From the time of the Critical Period Monitoring efforts, a considerable amount of rainfall had accumulated and the aquifer experienced a considerable rise. The flows reported during this fall quarterly event were approximately twice those reported during the critical period events. Again, all three major springs (Spring runs 1, 2, and 3) were flowing. Water quality was also measured for the system during this period with the standard parameters (including temperature) being suitable for the biological communities. Aquatic vegetation was abundant and provided suitable habitat for biological communities.
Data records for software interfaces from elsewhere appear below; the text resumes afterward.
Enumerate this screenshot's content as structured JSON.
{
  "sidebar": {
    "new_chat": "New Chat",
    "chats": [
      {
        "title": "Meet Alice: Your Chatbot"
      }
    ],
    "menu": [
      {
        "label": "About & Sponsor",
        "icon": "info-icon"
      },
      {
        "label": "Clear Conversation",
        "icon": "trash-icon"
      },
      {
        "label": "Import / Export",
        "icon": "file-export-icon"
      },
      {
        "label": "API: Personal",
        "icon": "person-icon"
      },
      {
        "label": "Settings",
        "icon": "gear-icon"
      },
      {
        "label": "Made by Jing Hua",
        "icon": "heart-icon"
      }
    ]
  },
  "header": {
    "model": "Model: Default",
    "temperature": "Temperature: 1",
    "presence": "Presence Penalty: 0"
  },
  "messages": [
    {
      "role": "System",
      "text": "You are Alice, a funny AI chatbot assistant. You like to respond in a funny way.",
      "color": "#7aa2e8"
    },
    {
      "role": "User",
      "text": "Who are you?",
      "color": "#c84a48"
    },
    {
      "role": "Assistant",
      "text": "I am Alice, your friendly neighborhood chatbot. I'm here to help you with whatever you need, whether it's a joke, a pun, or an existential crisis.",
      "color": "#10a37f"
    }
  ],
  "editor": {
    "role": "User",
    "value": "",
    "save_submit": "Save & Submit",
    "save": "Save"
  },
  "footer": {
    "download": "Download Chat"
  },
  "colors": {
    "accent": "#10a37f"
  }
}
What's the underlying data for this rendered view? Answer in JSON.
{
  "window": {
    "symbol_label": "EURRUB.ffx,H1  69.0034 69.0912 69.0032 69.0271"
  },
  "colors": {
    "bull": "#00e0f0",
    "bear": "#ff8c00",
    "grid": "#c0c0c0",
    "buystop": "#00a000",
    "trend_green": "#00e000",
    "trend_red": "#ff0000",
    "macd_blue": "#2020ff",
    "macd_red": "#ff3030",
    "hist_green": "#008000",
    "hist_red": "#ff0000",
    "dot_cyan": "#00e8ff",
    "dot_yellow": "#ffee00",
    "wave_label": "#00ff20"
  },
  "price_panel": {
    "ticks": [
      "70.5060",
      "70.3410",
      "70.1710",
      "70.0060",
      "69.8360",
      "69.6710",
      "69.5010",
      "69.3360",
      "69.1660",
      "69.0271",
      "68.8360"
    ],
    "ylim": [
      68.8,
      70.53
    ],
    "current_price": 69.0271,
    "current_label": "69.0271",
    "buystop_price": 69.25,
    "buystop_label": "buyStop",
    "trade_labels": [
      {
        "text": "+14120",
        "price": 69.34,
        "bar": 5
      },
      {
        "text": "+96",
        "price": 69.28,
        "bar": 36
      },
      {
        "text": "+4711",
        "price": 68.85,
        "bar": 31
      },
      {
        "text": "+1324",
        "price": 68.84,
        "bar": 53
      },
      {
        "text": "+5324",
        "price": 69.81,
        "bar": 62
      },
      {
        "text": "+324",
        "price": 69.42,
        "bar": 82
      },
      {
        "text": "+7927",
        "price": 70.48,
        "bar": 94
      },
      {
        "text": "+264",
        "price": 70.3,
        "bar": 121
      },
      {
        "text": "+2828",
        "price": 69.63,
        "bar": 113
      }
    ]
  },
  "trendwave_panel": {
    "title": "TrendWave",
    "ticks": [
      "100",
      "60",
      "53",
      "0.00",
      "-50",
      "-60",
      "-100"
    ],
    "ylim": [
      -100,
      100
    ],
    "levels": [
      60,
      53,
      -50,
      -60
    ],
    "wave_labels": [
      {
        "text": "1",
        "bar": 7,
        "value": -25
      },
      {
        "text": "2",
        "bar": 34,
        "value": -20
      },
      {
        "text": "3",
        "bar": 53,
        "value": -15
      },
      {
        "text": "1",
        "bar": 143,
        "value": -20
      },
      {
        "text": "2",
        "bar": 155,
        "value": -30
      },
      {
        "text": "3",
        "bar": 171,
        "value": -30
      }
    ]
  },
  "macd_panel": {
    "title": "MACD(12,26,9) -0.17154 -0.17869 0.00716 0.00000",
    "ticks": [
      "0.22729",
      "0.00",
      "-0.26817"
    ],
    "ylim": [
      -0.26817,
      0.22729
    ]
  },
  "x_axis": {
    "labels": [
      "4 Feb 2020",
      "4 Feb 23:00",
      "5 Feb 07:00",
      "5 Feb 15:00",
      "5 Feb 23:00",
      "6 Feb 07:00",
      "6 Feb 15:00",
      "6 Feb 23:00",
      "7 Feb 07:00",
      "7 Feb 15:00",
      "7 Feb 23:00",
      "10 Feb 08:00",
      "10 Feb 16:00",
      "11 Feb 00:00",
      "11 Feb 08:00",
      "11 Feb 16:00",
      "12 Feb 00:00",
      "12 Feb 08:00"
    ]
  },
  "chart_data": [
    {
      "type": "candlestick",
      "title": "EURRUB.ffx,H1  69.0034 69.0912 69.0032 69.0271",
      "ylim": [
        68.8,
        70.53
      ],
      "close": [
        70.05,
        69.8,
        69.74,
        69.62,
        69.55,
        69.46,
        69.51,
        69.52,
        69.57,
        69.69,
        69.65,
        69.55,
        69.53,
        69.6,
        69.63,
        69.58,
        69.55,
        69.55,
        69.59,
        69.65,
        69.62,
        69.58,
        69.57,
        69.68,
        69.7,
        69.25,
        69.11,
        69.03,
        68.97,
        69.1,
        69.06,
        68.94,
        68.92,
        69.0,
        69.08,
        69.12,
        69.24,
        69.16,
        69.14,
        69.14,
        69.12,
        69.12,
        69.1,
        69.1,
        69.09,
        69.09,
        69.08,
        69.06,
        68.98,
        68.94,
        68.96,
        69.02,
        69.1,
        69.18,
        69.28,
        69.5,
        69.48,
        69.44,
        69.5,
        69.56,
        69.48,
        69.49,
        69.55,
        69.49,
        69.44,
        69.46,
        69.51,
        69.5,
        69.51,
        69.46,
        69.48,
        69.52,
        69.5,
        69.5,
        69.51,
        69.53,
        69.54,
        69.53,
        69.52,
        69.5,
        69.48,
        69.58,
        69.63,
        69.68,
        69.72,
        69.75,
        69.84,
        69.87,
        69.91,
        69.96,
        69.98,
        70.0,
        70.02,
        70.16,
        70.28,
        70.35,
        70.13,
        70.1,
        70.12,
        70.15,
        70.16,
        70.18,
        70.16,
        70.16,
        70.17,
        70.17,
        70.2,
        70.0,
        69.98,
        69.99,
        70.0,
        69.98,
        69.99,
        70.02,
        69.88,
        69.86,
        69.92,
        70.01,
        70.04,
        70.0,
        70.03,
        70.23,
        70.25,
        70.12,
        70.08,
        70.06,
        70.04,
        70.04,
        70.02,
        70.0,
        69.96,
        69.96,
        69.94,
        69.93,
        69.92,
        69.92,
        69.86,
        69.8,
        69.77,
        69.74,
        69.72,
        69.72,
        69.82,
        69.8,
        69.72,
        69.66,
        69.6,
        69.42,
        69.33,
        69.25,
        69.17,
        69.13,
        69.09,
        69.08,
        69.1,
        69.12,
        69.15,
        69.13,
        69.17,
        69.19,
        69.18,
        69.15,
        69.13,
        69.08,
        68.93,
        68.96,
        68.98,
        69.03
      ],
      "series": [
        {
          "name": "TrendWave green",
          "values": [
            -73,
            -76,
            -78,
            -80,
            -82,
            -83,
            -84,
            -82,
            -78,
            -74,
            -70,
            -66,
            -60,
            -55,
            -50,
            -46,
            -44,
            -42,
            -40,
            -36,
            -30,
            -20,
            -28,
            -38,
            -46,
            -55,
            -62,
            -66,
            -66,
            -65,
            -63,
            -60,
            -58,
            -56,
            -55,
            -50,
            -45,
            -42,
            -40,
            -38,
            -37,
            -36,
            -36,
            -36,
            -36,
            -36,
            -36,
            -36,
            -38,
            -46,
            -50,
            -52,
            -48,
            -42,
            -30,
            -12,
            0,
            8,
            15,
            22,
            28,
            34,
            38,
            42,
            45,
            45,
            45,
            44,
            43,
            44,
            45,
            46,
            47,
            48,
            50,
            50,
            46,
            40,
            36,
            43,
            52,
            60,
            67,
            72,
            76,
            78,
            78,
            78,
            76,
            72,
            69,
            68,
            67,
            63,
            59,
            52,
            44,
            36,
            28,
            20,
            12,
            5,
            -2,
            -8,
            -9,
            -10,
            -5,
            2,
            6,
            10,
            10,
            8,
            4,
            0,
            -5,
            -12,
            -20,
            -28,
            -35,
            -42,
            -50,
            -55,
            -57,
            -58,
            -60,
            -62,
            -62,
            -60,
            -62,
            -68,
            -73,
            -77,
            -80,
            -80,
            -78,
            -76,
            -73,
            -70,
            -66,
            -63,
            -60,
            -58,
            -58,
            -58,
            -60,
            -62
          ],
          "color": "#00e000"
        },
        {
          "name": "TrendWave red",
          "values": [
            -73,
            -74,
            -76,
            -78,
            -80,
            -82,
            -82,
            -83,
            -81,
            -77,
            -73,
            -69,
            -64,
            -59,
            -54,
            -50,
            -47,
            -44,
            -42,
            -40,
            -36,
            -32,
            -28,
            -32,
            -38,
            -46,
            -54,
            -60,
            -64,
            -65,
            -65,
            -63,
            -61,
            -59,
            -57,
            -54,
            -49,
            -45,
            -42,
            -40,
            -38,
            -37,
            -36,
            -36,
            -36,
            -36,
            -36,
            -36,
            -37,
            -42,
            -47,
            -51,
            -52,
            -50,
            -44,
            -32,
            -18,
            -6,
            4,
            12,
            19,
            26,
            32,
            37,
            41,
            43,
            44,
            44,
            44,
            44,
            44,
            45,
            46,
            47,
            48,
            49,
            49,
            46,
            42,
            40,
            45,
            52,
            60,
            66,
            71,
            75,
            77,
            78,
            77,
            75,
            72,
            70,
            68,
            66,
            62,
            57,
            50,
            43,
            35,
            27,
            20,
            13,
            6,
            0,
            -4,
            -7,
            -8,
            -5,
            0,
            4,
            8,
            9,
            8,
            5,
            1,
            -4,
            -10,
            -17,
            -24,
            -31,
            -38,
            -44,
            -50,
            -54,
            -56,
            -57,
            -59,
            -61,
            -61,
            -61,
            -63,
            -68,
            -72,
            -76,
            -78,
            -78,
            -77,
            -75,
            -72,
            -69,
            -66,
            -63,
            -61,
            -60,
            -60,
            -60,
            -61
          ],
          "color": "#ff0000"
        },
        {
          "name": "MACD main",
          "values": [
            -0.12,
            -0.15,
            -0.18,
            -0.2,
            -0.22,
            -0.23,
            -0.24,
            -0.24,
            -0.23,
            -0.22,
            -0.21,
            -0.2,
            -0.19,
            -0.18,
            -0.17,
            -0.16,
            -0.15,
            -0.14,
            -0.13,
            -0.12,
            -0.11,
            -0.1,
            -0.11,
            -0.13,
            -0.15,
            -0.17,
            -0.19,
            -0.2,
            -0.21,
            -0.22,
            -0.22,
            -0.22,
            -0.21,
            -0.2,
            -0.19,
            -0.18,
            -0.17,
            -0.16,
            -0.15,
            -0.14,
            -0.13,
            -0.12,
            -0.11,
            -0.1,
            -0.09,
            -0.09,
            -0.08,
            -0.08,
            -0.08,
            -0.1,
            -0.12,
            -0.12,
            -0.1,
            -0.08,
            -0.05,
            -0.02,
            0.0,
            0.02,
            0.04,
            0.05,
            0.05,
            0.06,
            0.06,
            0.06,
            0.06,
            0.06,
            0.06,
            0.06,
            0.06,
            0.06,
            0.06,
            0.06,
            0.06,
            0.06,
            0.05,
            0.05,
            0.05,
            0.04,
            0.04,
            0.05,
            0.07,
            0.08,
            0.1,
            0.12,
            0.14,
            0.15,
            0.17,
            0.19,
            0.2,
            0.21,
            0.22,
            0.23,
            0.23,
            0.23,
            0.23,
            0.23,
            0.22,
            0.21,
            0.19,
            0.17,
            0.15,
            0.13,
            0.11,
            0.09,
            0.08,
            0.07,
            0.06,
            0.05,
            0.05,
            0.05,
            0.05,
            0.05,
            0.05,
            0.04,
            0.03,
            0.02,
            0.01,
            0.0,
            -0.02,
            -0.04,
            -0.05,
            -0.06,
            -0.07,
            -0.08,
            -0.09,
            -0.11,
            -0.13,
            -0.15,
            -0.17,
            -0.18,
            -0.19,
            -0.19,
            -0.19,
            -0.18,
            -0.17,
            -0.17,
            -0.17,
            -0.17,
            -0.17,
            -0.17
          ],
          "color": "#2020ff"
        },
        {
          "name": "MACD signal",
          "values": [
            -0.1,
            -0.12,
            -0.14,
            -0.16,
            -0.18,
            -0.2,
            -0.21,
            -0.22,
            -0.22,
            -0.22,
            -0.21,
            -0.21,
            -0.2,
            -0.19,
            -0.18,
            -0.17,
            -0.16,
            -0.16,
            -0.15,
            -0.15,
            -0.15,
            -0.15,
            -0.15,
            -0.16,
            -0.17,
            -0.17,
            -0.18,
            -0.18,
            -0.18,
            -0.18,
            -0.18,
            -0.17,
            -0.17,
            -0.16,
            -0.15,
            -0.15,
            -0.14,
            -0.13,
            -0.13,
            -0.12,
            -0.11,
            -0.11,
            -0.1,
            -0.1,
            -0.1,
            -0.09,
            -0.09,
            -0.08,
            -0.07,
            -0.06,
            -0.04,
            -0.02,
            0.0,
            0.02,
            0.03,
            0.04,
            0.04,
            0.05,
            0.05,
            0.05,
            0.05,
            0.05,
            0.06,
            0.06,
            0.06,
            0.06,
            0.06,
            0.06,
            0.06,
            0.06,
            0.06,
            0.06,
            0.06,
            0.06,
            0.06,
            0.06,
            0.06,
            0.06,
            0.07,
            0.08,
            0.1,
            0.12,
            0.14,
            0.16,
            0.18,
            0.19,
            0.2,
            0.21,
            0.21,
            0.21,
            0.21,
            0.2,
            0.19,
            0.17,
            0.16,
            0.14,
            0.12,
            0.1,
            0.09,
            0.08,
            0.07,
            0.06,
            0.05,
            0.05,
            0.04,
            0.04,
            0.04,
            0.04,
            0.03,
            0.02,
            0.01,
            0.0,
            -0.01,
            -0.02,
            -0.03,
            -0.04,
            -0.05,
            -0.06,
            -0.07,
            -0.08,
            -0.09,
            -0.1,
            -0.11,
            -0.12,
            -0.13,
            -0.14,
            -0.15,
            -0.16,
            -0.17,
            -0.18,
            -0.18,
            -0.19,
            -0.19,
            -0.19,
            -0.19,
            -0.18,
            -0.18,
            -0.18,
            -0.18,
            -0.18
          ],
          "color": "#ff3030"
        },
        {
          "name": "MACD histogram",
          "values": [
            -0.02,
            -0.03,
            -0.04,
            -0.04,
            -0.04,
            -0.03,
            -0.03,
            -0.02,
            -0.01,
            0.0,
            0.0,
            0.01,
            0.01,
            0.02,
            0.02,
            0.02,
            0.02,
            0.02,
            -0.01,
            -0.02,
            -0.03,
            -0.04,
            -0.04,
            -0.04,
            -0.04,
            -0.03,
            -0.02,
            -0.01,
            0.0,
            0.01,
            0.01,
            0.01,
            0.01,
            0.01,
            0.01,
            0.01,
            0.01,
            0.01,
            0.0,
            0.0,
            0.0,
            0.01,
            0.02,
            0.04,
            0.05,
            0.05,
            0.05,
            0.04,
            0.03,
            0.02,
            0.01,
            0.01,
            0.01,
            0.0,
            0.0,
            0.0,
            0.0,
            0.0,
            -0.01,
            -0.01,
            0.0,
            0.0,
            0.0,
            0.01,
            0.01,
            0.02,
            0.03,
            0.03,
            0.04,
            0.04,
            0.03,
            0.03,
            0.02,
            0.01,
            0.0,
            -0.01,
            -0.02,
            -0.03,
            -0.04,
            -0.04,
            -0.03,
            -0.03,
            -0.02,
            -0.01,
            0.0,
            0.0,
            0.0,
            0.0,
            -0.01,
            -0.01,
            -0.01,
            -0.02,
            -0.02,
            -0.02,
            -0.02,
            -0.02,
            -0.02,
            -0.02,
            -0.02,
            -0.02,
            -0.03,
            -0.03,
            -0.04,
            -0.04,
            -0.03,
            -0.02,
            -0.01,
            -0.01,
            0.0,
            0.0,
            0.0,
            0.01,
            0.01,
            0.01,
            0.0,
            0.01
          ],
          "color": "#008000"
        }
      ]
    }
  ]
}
Within the four reaches sampled for fountain darters via the drop net  methodology, suitable habitat for the darter was observed. Drop net sampling in all reaches produced fountain darters within the suitable aquatic vegetation types, sometimes in large numbers as documented in Landa Lake. Although a few darters were collected in the drop nets from the Upper Spring Run Reach during the Fall Quarterly sampling, follow-up dip net sampling for fountain darters in this reach was less productive than during the critical period events. In addition, dip net sampling was conducted in Landa Lake and the Old Channel.

Using dip nets, fountain darters were collected from all reaches with large numbers being reported in the suitable habitat in Landa Lake and the Old Channel. Within the spring runs and at the springs’ orifices, suitable habitat for the listed invertebrates was observed. Drift net samples were taken in Spring runs 1, 2, and 3. Suitable habitat for the Comal Springs salamander was also noted in the spring runs and Spring Island area with salamanders observed in each area.

Unlike the first two events, the filamentous algae and floating mats of vegetation that had been present was thoroughly removed prior to the fall quarterly sampling. The gill parasite that has been reported for the fountain darter over the last several years was also very evident in a number of fountain darters collected. The fountain darters collected from the Old Channel Reach exhibited the worst conditions noted with respect to parasite infections and darter condition.

The fall quarterly effort conducted at approximately twice the Critical Period flow provided an excellent confirmation that the study design appears well suited to address the concerns of variable flow and water quality on the biological resources in the Comal system. It must continue to be emphasized that additional sampling in variable flow conditions to compare back to this fall quarterly sampling effort and future efforts remains critically important in order to best define and understand the system.